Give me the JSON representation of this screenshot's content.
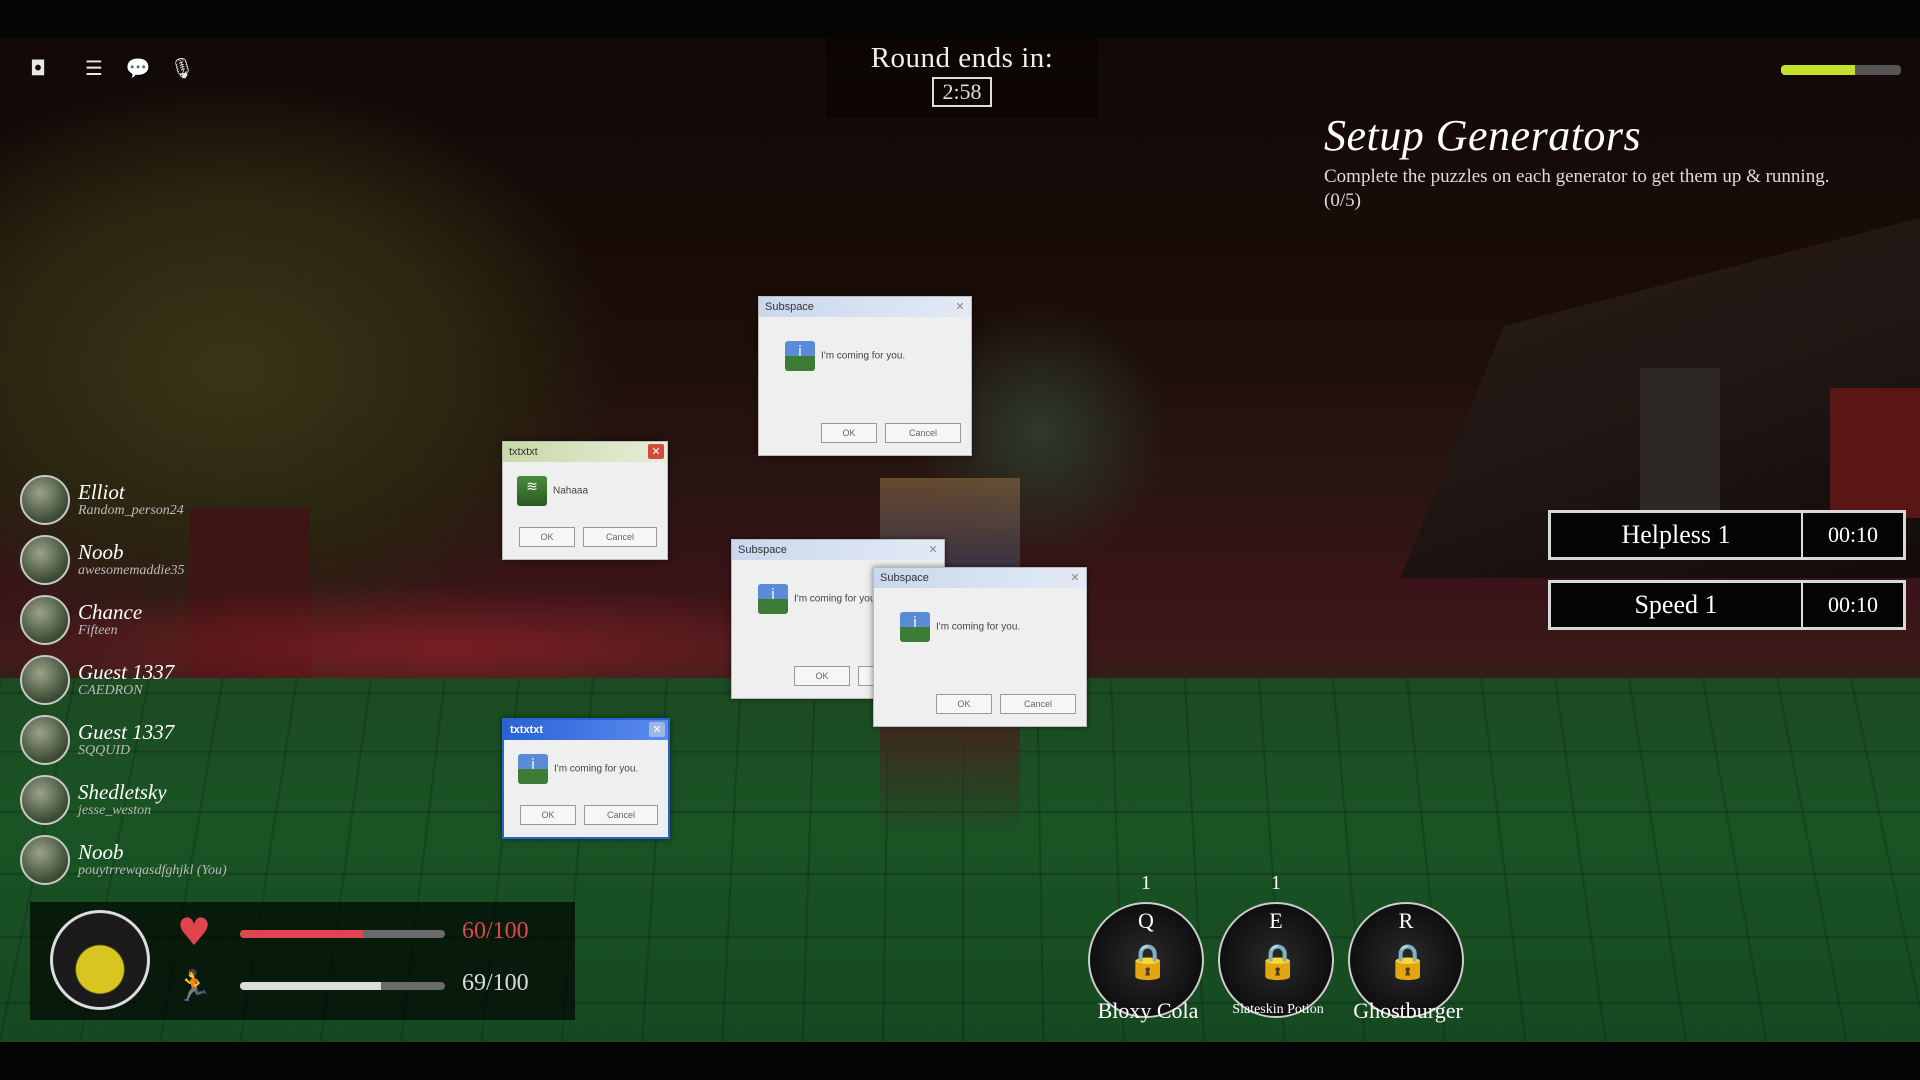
{
  "timer": {
    "label": "Round ends in:",
    "value": "2:58"
  },
  "topbar": {
    "roblox_icon": "roblox-logo-icon",
    "menu_icon": "menu-icon",
    "chat_icon": "chat-icon",
    "mic_icon": "mic-icon"
  },
  "stamina_top": {
    "level": 0.62,
    "color": "#c3e02a"
  },
  "objective": {
    "title": "Setup Generators",
    "description": "Complete the puzzles on each generator to get them up & running. (0/5)"
  },
  "effects": [
    {
      "name": "Helpless 1",
      "time": "00:10"
    },
    {
      "name": "Speed 1",
      "time": "00:10"
    }
  ],
  "players": [
    {
      "display": "Elliot",
      "user": "Random_person24"
    },
    {
      "display": "Noob",
      "user": "awesomemaddie35"
    },
    {
      "display": "Chance",
      "user": "Fifteen"
    },
    {
      "display": "Guest 1337",
      "user": "CAEDRON"
    },
    {
      "display": "Guest 1337",
      "user": "SQQUID"
    },
    {
      "display": "Shedletsky",
      "user": "jesse_weston"
    },
    {
      "display": "Noob",
      "user": "pouytrrewqasdfghjkl (You)"
    }
  ],
  "stats": {
    "health": {
      "value": "60/100",
      "level": 0.6,
      "color": "#e0454f"
    },
    "stamina": {
      "value": "69/100",
      "level": 0.69,
      "color": "#dcdcdc"
    }
  },
  "abilities": [
    {
      "key": "Q",
      "count": "1",
      "name": "Bloxy Cola"
    },
    {
      "key": "E",
      "count": "1",
      "name": "Slateskin Potion"
    },
    {
      "key": "R",
      "count": "",
      "name": "Ghostburger"
    }
  ],
  "popups": [
    {
      "title": "Subspace",
      "message": "I'm coming for you."
    },
    {
      "title": "txtxtxt",
      "message": "Nahaaa"
    },
    {
      "title": "Subspace",
      "message": "I'm coming for you."
    },
    {
      "title": "Subspace",
      "message": "I'm coming for you."
    },
    {
      "title": "txtxtxt",
      "message": "I'm coming for you."
    }
  ],
  "popup_buttons": {
    "ok": "OK",
    "cancel": "Cancel"
  }
}
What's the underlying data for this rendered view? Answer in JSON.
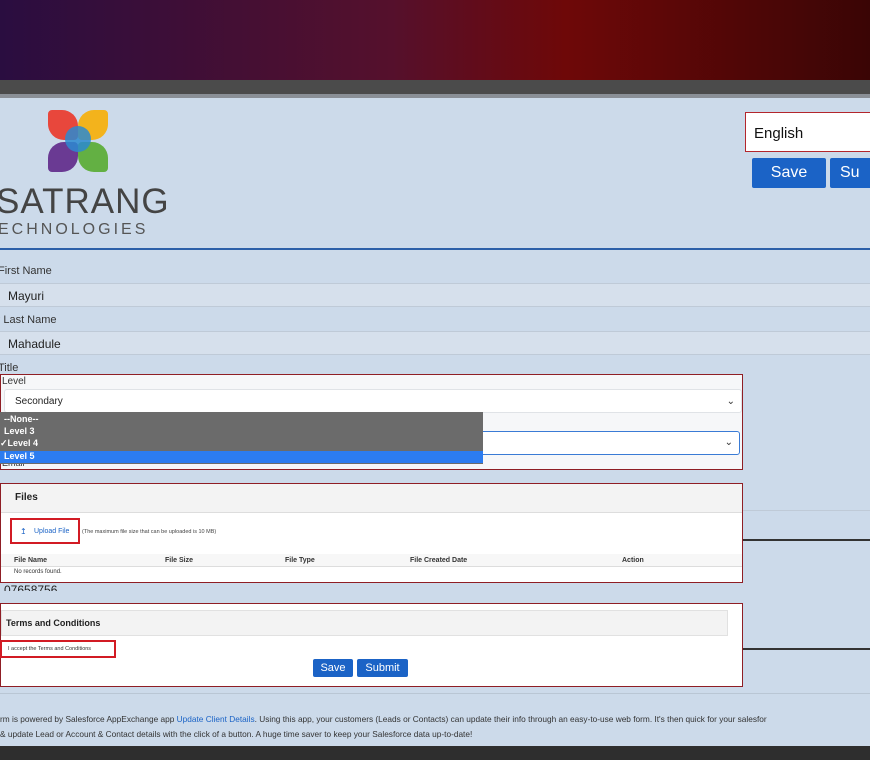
{
  "brand": {
    "name_line1": "SATRANG",
    "name_line2": "ECHNOLOGIES"
  },
  "language": {
    "selected": "English"
  },
  "top_buttons": {
    "save": "Save",
    "submit": "Su"
  },
  "fields": {
    "first_name_label": "First Name",
    "first_name_value": "Mayuri",
    "last_name_label": "* Last Name",
    "last_name_value": "Mahadule",
    "title_label": "Title",
    "level_label": "Level",
    "level_value": "Secondary",
    "email_label": "Email",
    "phone_value": "07658756"
  },
  "level_dropdown": {
    "options": [
      "--None--",
      "Level 3",
      "✓Level 4",
      "Level 5"
    ],
    "highlighted_index": 3
  },
  "files": {
    "title": "Files",
    "upload_label": "Upload File",
    "max_size_note": "(The maximum file size that can be uploaded is 10 MB)",
    "columns": [
      "File Name",
      "File Size",
      "File Type",
      "File Created Date",
      "Action"
    ],
    "empty_text": "No records found."
  },
  "terms": {
    "title": "Terms and Conditions",
    "accept_label": "I accept the Terms and Conditions",
    "save_label": "Save",
    "submit_label": "Submit"
  },
  "footer": {
    "line1_pre": "rm is powered by Salesforce AppExchange app ",
    "line1_link": "Update Client Details",
    "line1_post": ". Using this app, your customers (Leads or Contacts) can update their info through an easy-to-use web form. It's then quick for your salesfor",
    "line2": "& update Lead or Account & Contact details with the click of a button. A huge time saver to keep your Salesforce data up-to-date!"
  },
  "colors": {
    "accent": "#1b63c6",
    "error_border": "#d21b24",
    "page_bg": "#ccdaea"
  }
}
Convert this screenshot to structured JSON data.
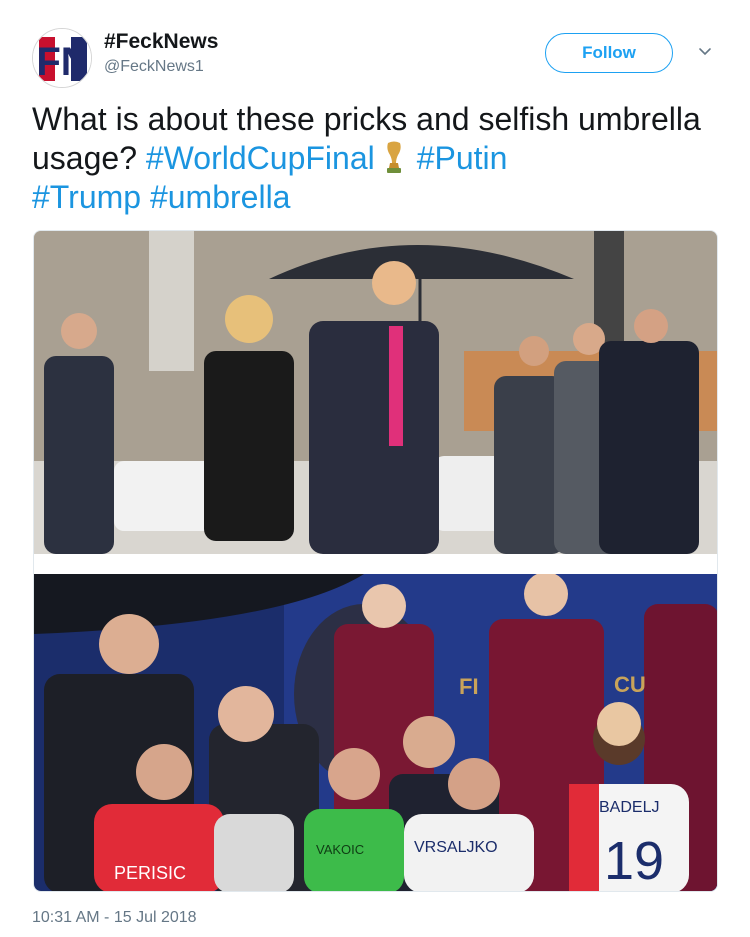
{
  "author": {
    "avatar_letters": "FN",
    "display_name": "#FeckNews",
    "handle": "@FeckNews1"
  },
  "actions": {
    "follow_label": "Follow",
    "more_icon": "chevron-down-icon"
  },
  "tweet": {
    "text_part1": "What is about these pricks and selfish umbrella usage? ",
    "hashtags": [
      "#WorldCupFinal",
      "#Putin",
      "#Trump",
      "#umbrella"
    ],
    "emoji_icon": "trophy-icon"
  },
  "media": {
    "photo_top_icon": "photo",
    "photo_bottom_jersey_names": [
      "PERISIC",
      "VRSALJKO",
      "BADELJ",
      "VAKOIC"
    ],
    "photo_bottom_jersey_number": "19",
    "photo_bottom_backdrop_letters": [
      "FI",
      "CU"
    ]
  },
  "timestamp": "10:31 AM - 15 Jul 2018",
  "colors": {
    "link": "#1b95e0",
    "follow_border": "#1da1f2",
    "secondary_text": "#657786"
  }
}
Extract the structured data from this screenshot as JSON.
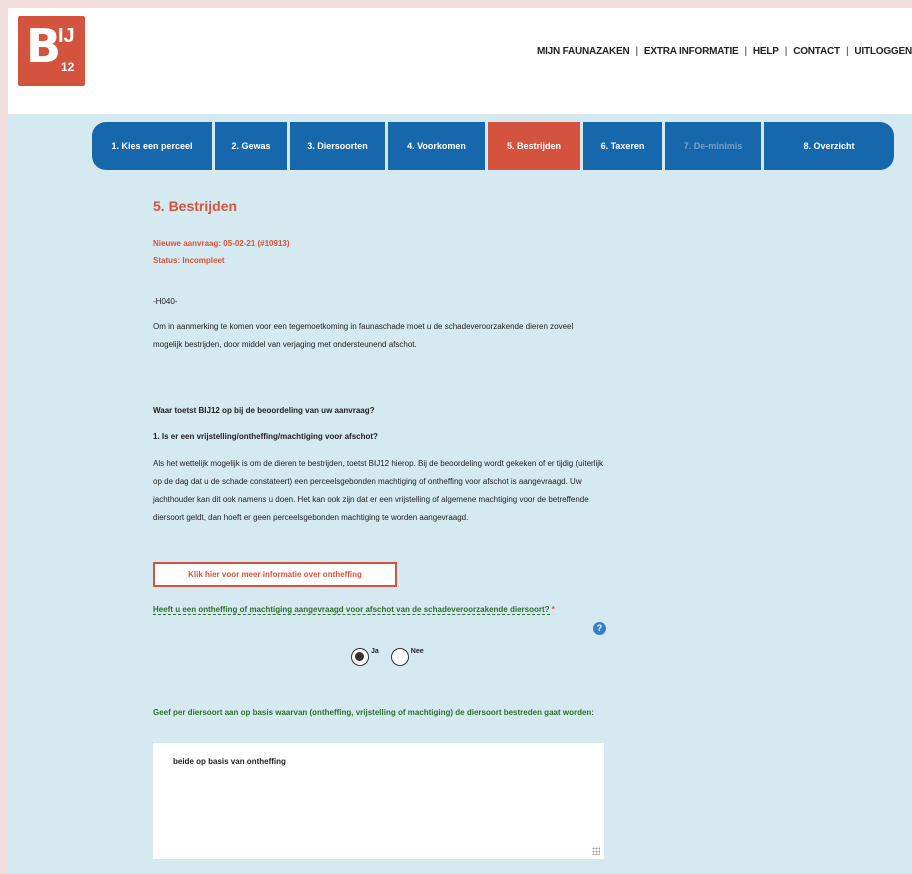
{
  "logo": {
    "text_b": "B",
    "text_ij": "IJ",
    "text_num": "12"
  },
  "topnav": [
    "MIJN FAUNAZAKEN",
    "EXTRA INFORMATIE",
    "HELP",
    "CONTACT",
    "UITLOGGEN"
  ],
  "tabs": [
    {
      "label": "1. Kies een perceel"
    },
    {
      "label": "2. Gewas"
    },
    {
      "label": "3. Diersoorten"
    },
    {
      "label": "4. Voorkomen"
    },
    {
      "label": "5. Bestrijden"
    },
    {
      "label": "6. Taxeren"
    },
    {
      "label": "7. De-minimis"
    },
    {
      "label": "8. Overzicht"
    }
  ],
  "page": {
    "title": "5. Bestrijden",
    "request": "Nieuwe aanvraag: 05-02-21 (#10913)",
    "status": "Status: Incompleet",
    "code": "-H040-",
    "intro": "Om in aanmerking te komen voor een tegemoetkoming in faunaschade moet u de schadeveroorzakende dieren zoveel mogelijk bestrijden, door middel van verjaging met ondersteunend afschot.",
    "q_heading": "Waar toetst BIJ12 op bij de beoordeling van uw aanvraag?",
    "q_sub": "1. Is er een vrijstelling/ontheffing/machtiging voor afschot?",
    "paragraph": "Als het wettelijk mogelijk is om de dieren te bestrijden, toetst BIJ12 hierop. Bij de beoordeling wordt gekeken of er tijdig (uiterlijk op de dag dat u de schade constateert) een perceelsgebonden machtiging of ontheffing voor afschot is aangevraagd. Uw jachthouder kan dit ook namens u doen. Het kan ook zijn dat er een vrijstelling of algemene machtiging voor de betreffende diersoort geldt, dan hoeft er geen perceelsgebonden machtiging te worden aangevraagd.",
    "info_button": "Klik hier voor meer informatie over ontheffing",
    "question": "Heeft u een ontheffing of machtiging aangevraagd voor afschot van de schadeveroorzakende diersoort?",
    "required_mark": "*",
    "help_icon": "?",
    "radio_yes": "Ja",
    "radio_no": "Nee",
    "question2": "Geef per diersoort aan op basis waarvan (ontheffing, vrijstelling of machtiging) de diersoort bestreden gaat worden:",
    "answer": "beide op basis van ontheffing"
  }
}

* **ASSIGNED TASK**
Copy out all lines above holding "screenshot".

* **RESULT**
Give me the JSON representation of this screenshot's content.
Convert this screenshot to structured JSON data.
Extract the structured data from this screenshot as JSON.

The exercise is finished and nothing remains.